Highlights saved before July 30, 2012 will not be displayed on their respective source pages.

You can easily re-create the highlights by opening the book page or article, selecting the text, and clicking “Highlight.”

Citations (0)
Some of your citations are legacy items.

Any citation created before July 30, 2012 will labeled as a “Cited page.” New citations will be saved as cited passages, pages or articles.

We also added the ability to view new citations from your projects or the book or article where you created them.

Notes (0)
Bookmarks (0)

You have no saved items from this article

Project items include:
  • Saved book/article
  • Highlights
  • Quotes/citations
  • Notes
  • Bookmarks
Notes
Cite this article

Cited article

Style
Citations are available only to our active members.
Sign up now to cite pages or passages in MLA, APA and Chicago citation styles.

(Einhorn, 1992, p. 25)

(Einhorn 25)

1

1. Lois J. Einhorn, Abraham Lincoln, the Orator: Penetrating the Lincoln Legend (Westport, CT: Greenwood Press, 1992), 25, http://www.questia.com/read/27419298.

Cited article

Nature, Nurture and the Power of Love
Settings

Settings

Typeface
Text size Smaller Larger Reset View mode
Search within

Search within this article

Look up

Look up a word

  • Dictionary
  • Thesaurus
Please submit a word or phrase above.
Print this page

Print this page

Why can't I print more than one page at a time?

Full screen

matching results for page

Cited passage

Style
Citations are available only to our active members.
Sign up now to cite pages or passages in MLA, APA and Chicago citation styles.

"Portraying himself as an honest, ordinary person helped Lincoln identify with his audiences." (Einhorn, 1992, p. 25).

"Portraying himself as an honest, ordinary person helped Lincoln identify with his audiences." (Einhorn 25)

"Portraying himself as an honest, ordinary person helped Lincoln identify with his audiences."1

1. Lois J. Einhorn, Abraham Lincoln, the Orator: Penetrating the Lincoln Legend (Westport, CT: Greenwood Press, 1992), 25, http://www.questia.com/read/27419298.

Cited passage

Thanks for trying Questia!

Please continue trying out our research tools, but please note, full functionality is available only to our active members.
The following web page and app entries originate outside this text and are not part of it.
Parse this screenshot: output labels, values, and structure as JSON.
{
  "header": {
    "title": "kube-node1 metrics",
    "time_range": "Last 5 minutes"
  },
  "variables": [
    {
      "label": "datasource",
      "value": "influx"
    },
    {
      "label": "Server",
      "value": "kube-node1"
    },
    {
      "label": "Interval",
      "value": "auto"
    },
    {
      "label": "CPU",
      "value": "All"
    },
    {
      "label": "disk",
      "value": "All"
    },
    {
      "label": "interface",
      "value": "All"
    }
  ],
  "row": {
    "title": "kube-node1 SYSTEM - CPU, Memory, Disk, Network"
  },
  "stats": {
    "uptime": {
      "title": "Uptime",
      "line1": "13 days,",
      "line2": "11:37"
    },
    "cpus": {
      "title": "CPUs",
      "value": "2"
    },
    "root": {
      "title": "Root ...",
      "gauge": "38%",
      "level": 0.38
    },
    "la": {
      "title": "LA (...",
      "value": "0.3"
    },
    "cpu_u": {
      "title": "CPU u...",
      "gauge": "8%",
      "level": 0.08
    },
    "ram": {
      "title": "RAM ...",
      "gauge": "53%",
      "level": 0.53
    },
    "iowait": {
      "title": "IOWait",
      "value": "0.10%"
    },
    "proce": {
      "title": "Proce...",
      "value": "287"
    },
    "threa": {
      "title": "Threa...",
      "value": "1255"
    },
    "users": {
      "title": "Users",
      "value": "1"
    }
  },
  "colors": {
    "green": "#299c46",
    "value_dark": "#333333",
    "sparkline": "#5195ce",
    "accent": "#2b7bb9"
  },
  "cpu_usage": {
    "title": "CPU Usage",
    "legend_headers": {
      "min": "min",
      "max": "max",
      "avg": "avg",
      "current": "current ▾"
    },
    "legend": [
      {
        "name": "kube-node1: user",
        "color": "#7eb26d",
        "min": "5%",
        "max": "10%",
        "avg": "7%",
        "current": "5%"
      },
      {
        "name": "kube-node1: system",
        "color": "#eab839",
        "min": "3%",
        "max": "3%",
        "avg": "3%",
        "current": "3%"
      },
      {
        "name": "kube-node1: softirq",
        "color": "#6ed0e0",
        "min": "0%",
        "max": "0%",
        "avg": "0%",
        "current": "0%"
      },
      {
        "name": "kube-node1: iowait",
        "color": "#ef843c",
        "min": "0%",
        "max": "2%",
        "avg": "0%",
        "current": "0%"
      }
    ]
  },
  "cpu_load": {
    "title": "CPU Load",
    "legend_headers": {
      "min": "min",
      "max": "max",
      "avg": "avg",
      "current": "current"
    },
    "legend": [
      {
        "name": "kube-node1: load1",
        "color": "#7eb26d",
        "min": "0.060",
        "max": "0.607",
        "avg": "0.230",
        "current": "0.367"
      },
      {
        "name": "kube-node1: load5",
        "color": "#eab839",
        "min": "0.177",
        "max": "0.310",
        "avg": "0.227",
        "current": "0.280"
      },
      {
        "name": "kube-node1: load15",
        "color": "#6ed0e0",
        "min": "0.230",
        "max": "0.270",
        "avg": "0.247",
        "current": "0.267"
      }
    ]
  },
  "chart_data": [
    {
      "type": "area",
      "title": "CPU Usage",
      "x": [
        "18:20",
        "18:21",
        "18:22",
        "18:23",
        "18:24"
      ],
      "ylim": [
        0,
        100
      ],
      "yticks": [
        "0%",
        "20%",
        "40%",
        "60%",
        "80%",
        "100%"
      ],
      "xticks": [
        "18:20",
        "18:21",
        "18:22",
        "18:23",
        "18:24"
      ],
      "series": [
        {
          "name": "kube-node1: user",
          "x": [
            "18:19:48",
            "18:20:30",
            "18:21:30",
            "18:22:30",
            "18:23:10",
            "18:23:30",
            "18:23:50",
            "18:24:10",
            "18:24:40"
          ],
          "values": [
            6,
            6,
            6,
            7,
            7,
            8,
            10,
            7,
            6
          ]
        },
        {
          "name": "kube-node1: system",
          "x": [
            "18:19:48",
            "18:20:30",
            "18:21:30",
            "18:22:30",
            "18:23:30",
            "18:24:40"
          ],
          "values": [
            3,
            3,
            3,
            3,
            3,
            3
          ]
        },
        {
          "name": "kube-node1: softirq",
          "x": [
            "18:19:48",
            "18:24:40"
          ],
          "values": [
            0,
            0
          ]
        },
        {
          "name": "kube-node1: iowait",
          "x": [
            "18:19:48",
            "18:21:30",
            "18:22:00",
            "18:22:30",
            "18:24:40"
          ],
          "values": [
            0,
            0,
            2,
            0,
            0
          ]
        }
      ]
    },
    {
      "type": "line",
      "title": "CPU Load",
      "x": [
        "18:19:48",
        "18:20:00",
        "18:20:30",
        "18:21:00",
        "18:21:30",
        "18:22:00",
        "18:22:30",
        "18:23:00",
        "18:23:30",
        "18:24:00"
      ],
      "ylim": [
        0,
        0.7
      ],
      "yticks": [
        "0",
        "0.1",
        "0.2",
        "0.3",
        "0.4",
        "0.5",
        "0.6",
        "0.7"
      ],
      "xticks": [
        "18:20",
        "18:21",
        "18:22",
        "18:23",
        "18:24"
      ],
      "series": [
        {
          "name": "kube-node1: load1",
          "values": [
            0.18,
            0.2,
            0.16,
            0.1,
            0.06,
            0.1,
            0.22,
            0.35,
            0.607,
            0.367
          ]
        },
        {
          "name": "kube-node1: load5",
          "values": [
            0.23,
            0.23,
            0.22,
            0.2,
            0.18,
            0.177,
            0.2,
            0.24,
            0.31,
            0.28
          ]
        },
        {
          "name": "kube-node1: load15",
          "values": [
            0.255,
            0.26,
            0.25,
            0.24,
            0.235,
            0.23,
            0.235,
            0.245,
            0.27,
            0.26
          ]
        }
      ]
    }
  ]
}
Your work will be lost once you leave this Web page.

For full access in an ad-free environment, sign up now for a FREE, 1-day trial.

Already a member? Log in now.